This is part of an extended management course. You can dip into it, or follow the course from the start.
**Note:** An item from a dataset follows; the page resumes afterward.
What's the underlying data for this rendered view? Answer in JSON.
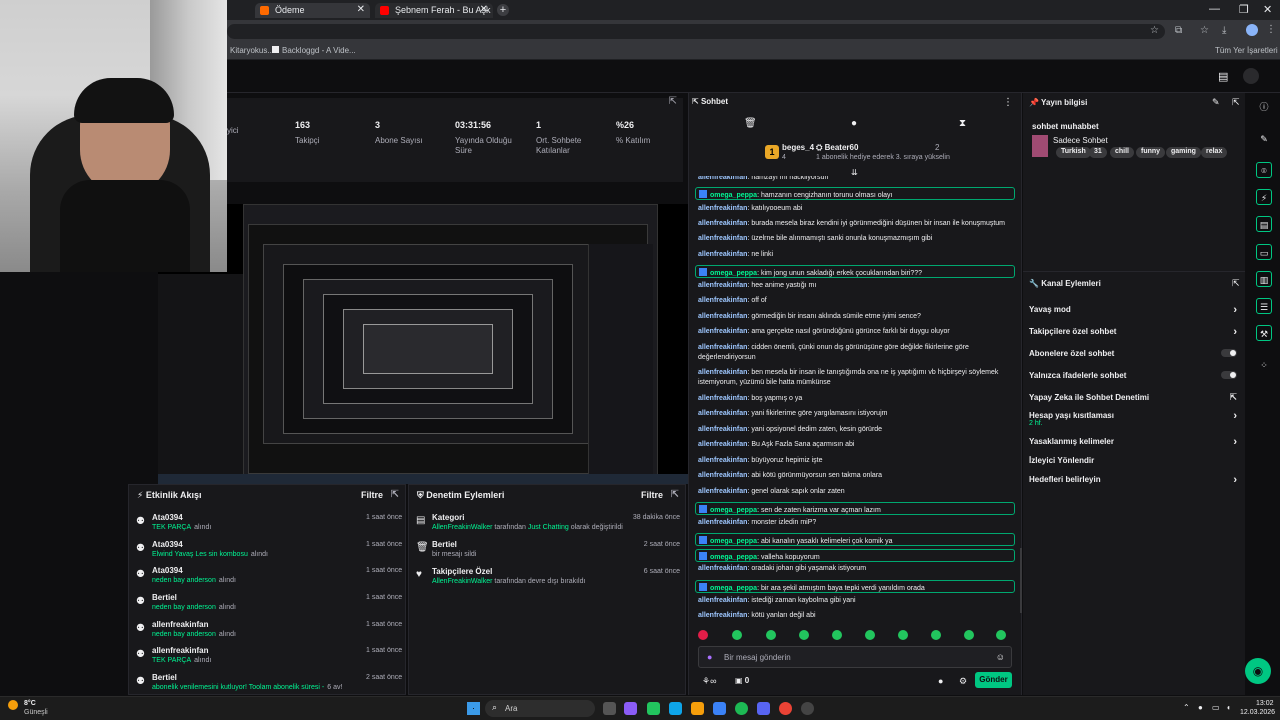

If you do that, you may want a course notebook, for the exercises and any notes you want to make.


Beginning a career in management can throw the best of us.  You are probably excellent at the job you have just finished and, whilst you will still need some of your technical skills, they will play a far lesser role in determining your success.  You will naturally feel a draw towards the security and comfort of burying yourself in the technical aspects of your role, but almost certainly, this will be a mistake.  Your role is management and managing should now occupy the bulk of your time.

So, what are some of the things you will need to focus on now?

  • supporting and motivating your staff
  • setting expectations and assessing performance
  • giving recognition for achievement and corrections for errors
  • planning and preparing at increasingly strategic levels
  • maintaining an environment where your team can succeed
  • securing the resources your team needs – including new members
  • training and developing team members
  • reporting on progress and on setbacks
  • negotiating for opportunities, resources and funding
  • financial and personnel management

Exercise: Understand your Management Responsibilities

Using this checklist, speak with your boss and with your new peers to get a clear idea of what your roles are and also how you are likely to need to split your time among them.  Understand:

  • which are most important to your and your team’s success?
  • which are most time-consuming?
  • where are the pitfalls?
  • what are the annual cycles and how will the balance of priorities shift through the year?

What First?

As a manager, your role will be to manage resources: usually people, but sometimes materials or assets.

Step 1: Your first priority is to understand those resources: meet the people, inventory the stock and survey the assets.  As you do, make notes to help you remember what is important.

Step 2: When you have finished, write yourself a readiness memo, titled: ‘An analysis of the resources at my disposal and their fitness for the task at hand’.  You may want to conduct a SWOT analysis to help you with this.

Readiness Memo

Step 3: Next, use this as the basis for drawing up a two to three month plan of action.  At best, it will focus on stabilisation and incremental improvement.  At worst, it may need to be a turnaround plan.

Step 4: When you have done this, file your memo securely, where nobody else can access it or, better still, destroy it.  It will likely contain frank opinions about the people on your team that you will not want to become public.

Further Reading